[Opening PROVIDED MATERIAL section]

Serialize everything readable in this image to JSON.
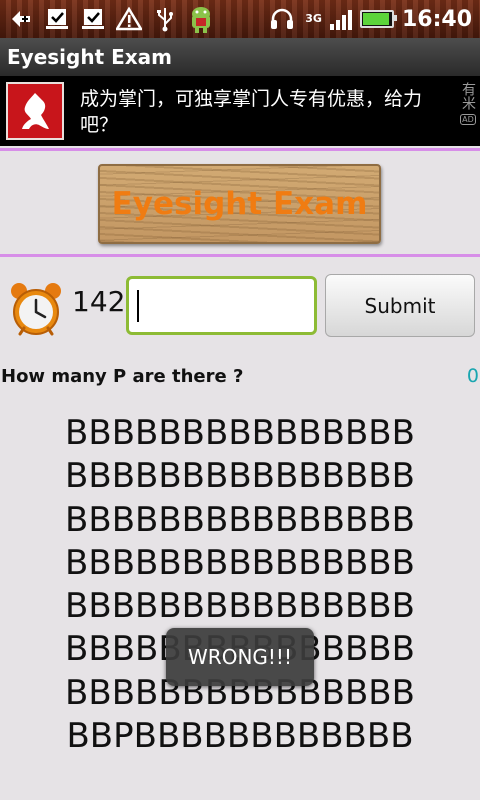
{
  "status_bar": {
    "time": "16:40",
    "network": "3G",
    "icons": [
      "back-arrow-icon",
      "download-done-icon",
      "download-done-icon",
      "warning-icon",
      "usb-icon",
      "android-icon",
      "headset-icon"
    ],
    "battery_level": 0.88
  },
  "app": {
    "title": "Eyesight Exam"
  },
  "ad": {
    "text": "成为掌门，可独享掌门人专有优惠，给力吧？",
    "side_text": "有米",
    "side_badge": "AD"
  },
  "sign": {
    "title": "Eyesight Exam"
  },
  "controls": {
    "timer": "142",
    "answer_value": "",
    "submit_label": "Submit"
  },
  "question": {
    "text": "How many P are there ?",
    "score": "0"
  },
  "grid": {
    "lines": [
      "BBBBBBBBBBBBBBB",
      "BBBBBBBBBBBBBBB",
      "BBBBBBBBBBBBBBB",
      "BBBBBBBBBBBBBBB",
      "BBBBBBBBBBBBBBB",
      "BBBBBBBBBBBBBBB",
      "BBBBBBBBBBBBBBB",
      "BBPBBBBBBBBBBBB"
    ]
  },
  "toast": {
    "text": "WRONG!!!"
  },
  "colors": {
    "accent": "#8dbb35",
    "score": "#1aa6b0",
    "sign_text": "#f07c12",
    "divider": "#d78ee8"
  }
}
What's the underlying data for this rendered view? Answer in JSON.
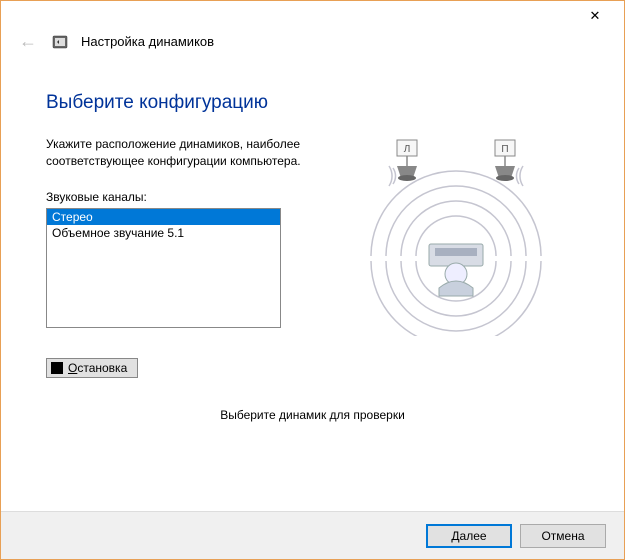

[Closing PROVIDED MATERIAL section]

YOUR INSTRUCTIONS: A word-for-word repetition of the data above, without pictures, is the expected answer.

SOLUTION:
Serialize everything readable in this image to JSON.
{
  "status_bar": {
    "time": "16:40",
    "network": "3G",
    "icons": [
      "back-arrow-icon",
      "download-done-icon",
      "download-done-icon",
      "warning-icon",
      "usb-icon",
      "android-icon",
      "headset-icon"
    ],
    "battery_level": 0.88
  },
  "app": {
    "title": "Eyesight Exam"
  },
  "ad": {
    "text": "成为掌门，可独享掌门人专有优惠，给力吧？",
    "side_text": "有米",
    "side_badge": "AD"
  },
  "sign": {
    "title": "Eyesight Exam"
  },
  "controls": {
    "timer": "142",
    "answer_value": "",
    "submit_label": "Submit"
  },
  "question": {
    "text": "How many P are there ?",
    "score": "0"
  },
  "grid": {
    "lines": [
      "BBBBBBBBBBBBBBB",
      "BBBBBBBBBBBBBBB",
      "BBBBBBBBBBBBBBB",
      "BBBBBBBBBBBBBBB",
      "BBBBBBBBBBBBBBB",
      "BBBBBBBBBBBBBBB",
      "BBBBBBBBBBBBBBB",
      "BBPBBBBBBBBBBBB"
    ]
  },
  "toast": {
    "text": "WRONG!!!"
  },
  "colors": {
    "accent": "#8dbb35",
    "score": "#1aa6b0",
    "sign_text": "#f07c12",
    "divider": "#d78ee8"
  }
}
What's the underlying data for this rendered view? Answer in JSON.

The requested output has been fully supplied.